[WORK INSTRUCTION]
Please copy each line of the data that includes the string "retain".

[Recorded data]
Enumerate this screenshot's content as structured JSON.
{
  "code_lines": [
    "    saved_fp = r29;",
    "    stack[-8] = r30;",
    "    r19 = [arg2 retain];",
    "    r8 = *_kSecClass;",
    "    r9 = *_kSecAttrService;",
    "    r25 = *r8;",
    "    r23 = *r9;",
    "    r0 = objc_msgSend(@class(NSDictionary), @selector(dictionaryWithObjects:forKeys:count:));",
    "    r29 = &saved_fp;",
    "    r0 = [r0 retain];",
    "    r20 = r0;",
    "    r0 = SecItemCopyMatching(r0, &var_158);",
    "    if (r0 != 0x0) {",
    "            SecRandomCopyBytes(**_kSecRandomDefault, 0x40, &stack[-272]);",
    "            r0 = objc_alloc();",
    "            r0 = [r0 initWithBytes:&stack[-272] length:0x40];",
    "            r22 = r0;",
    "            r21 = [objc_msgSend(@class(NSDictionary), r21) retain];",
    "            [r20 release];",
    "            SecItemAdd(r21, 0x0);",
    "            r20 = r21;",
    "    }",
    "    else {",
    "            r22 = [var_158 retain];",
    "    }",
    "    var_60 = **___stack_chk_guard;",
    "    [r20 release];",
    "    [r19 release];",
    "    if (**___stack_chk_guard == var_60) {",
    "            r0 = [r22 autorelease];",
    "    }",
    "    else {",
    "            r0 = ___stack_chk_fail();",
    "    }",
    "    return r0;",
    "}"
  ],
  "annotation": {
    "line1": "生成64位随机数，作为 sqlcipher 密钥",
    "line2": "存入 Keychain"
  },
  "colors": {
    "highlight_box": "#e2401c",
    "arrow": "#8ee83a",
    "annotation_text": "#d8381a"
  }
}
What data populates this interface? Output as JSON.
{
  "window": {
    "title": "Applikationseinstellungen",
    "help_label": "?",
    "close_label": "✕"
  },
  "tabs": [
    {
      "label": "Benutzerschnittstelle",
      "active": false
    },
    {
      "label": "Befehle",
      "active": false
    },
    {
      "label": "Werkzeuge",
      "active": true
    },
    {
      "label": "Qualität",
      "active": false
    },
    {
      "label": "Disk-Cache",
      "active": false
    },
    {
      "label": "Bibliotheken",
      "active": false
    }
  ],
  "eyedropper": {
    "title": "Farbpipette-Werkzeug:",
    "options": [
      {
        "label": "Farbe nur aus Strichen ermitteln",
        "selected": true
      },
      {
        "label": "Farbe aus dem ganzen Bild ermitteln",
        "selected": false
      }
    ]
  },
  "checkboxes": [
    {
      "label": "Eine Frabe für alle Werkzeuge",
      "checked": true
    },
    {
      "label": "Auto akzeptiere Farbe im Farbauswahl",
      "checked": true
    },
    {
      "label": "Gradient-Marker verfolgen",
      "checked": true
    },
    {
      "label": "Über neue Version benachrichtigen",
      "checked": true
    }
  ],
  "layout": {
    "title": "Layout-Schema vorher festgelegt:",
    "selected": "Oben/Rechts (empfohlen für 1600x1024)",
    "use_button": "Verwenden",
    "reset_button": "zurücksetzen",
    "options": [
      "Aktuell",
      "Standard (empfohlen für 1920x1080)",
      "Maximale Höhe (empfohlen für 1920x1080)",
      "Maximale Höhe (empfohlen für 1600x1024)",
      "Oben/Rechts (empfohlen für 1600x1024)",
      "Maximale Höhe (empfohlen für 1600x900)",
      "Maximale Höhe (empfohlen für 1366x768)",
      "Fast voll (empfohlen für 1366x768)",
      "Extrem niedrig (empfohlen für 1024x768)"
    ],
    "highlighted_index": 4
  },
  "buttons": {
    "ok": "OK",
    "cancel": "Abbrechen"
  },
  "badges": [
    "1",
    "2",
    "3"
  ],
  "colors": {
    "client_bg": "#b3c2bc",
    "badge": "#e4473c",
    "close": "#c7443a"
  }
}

[WRITTEN SOLUTION]
    "    r19 = [arg2 retain];",
    "    r0 = [r0 retain];",
    "            r21 = [objc_msgSend(@class(NSDictionary), r21) retain];",
    "            r22 = [var_158 retain];",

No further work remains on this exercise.